The City of Cleveland is an urban center located on Lake Erie. Boasting the second largest building department in the State, Cleveland’s implementation of an enterprise e-government solution through the Accela Civic Platform meant that they could easily serve customers 24/7 while dramatically improving the permit approval process.
However, the City was impacted significantly by the downturn in the housing market and was contending with numerous vacant and distressed homes. In order to abate the nuisances and demolish the structures, the agency was required to manage multiple tracking documents and was limited to server-side Excel spreadsheets that were difficult to update across departments.
Building Commissioner Tom Vanover wanted to leverage Accela’s Civic Platform to track documentation, assign workflow and improve transparency. “We developed a demolition program. Through Accela, we created a record that takes our property that has been issued a violation notice and has gone through the legal processes. It tags it so we know where the physical file is. As the property moves through the process, asbestos survey, demolition and cost recovery, it is tracked in one record.”

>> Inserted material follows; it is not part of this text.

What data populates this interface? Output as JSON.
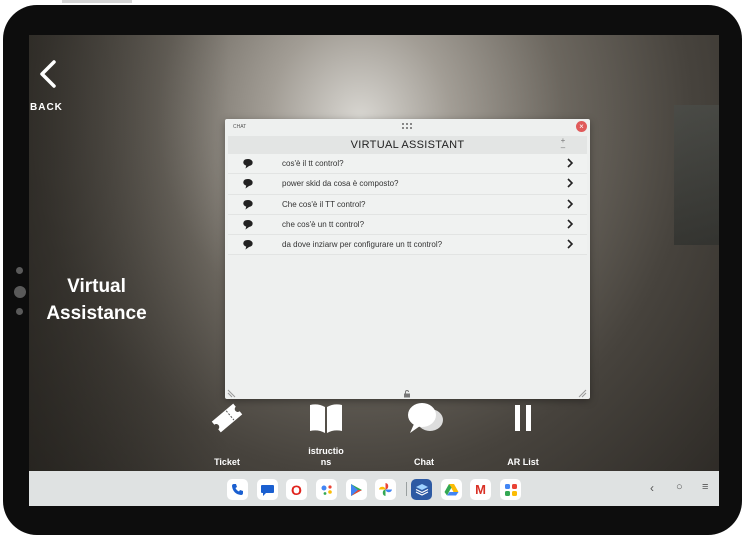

Today, the department can view and track the progress of nuisance abatement requests and demolitions online. With the solution’s demolition record, deficiencies have been quickly identified and the department is seeing a 70 percent increase in demolition contracts awarded monthly. Additionally, the City is able to track the financial aspects associated with each case, including amount spent for demolition and abatement actions as well as purchase order information.
The City leverages the Accela Land Management solution for planning, permitting, inspections and code enforcement, and also utilizes Accela Citizen Access, Accela GIS and Accela Mobile Office.
Vanover is confident that Cleveland’s future is bright. “We’re breaking records for permits and construction, but to get there you need to pull the weeds. We are moving the City to a place where we give more information to the public, are more efficient at tracking our own records and are creating a systematic process.”